      Deputy Religions Minister: How can it be that Jews are forbidden to pray on Temple Mount on Tisha B'Av?
      By Gil Ronen
      First Publish: 7/16/2013, 2:58 PM

      Rabbi Eli Ben-Dahan
      Rabbi Eli Ben-Dahan
      Flash 90

      Deputy Religions Minister Rabbi Eli Ben Dahan (Bayit Yehudi) voiced his great displeasure Tuesday with the police decision not to allow Jews to pray on the Temple Mount on Tisha B'Av, and vowed to change the situation.

      "This morning,” he said, “on the fast of Tisha B'Av, the day in which every person in Israel feels the pain of the destruction of the Temple, the ascent of Jews to the Temple Mount, the place where our first and second Temples dwelt, has been forbidden, only because they feared rioting by Muslims.

      "How can it be,” he rhetorically asked, “that in Israel, in the name of the principles of equality and freedom of religion, Jews can be forbidden from ascending to the Temple Mount, the holiest place for Jews, because of a fear of rioting by Muslims?

      "It is time to change this reality. To stop using various excuses of security and the inability of the police to protect the Jewish citizens,” he determined. "Therefore, I will take action, with the help of G-d, to enstate measures that regulate prayer by Jews on the Temple Mount.

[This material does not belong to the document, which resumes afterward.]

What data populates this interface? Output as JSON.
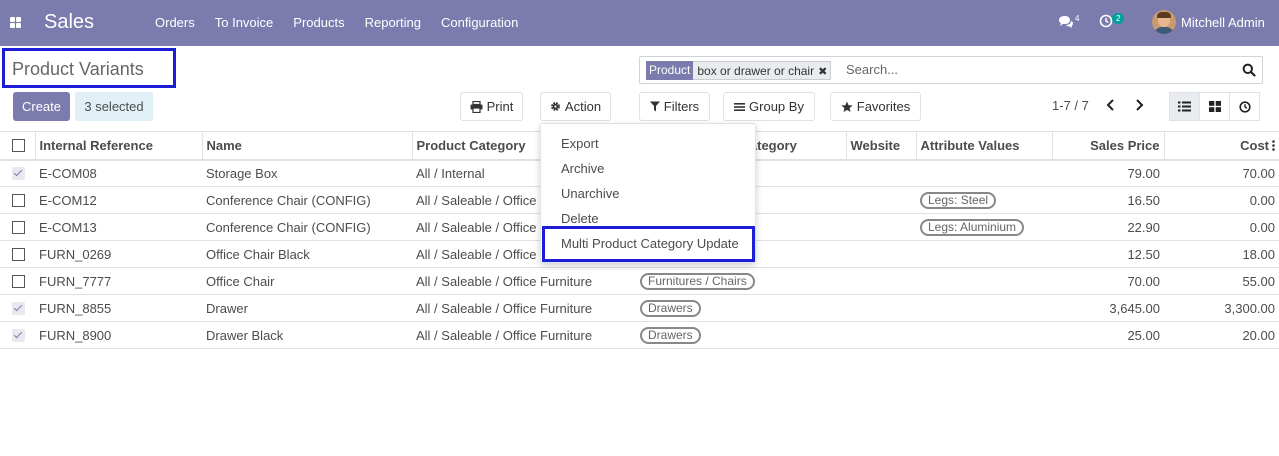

This is a complicated step and many obstacles will be placed in its path but the eternal nation does not fear a long road.

      "The situation in which equality and freedom of religion are sacred principles only when talking about other religions, and not when talking about the Jewish majority in the state of Israel, is an absurd one,” he stated.

      A national debate rages over freedom of religion on the Temple Mount where, despite its supreme importance to Jews worldwide, Jews are subject to draconian limitations, including a ban on praying, due to the presence of an Islamic complex administered by the Waqf Islamic Trust, and threats by Islamist groups.

      Religious Jews who are allowed to ascend are followed closely by Israeli police and Waqf guards to prevent them from praying, or from carrying out any other religious rituals.

      Non-Jewish visitors are not subject to such restrictions.

      Rabbi Ben-Dahan's comments echoes statements made yesterday by Deputy Defense Minister Danny Danon (Likud-Beyteinu), in which he called for an end to the ban on Jewish prayer in the name of religious freedom.

      “We are in favor of freedom of religion on the Temple Mount, and that means freedom for all religions,” Danon said,

      “That includes Jews. We must take steps to ensure that Jews are not only able to visit the Temple Mount, but are also able to pray there. I see no logic in allowing Muslims to pray there, but not Jews. I am committed to this idea."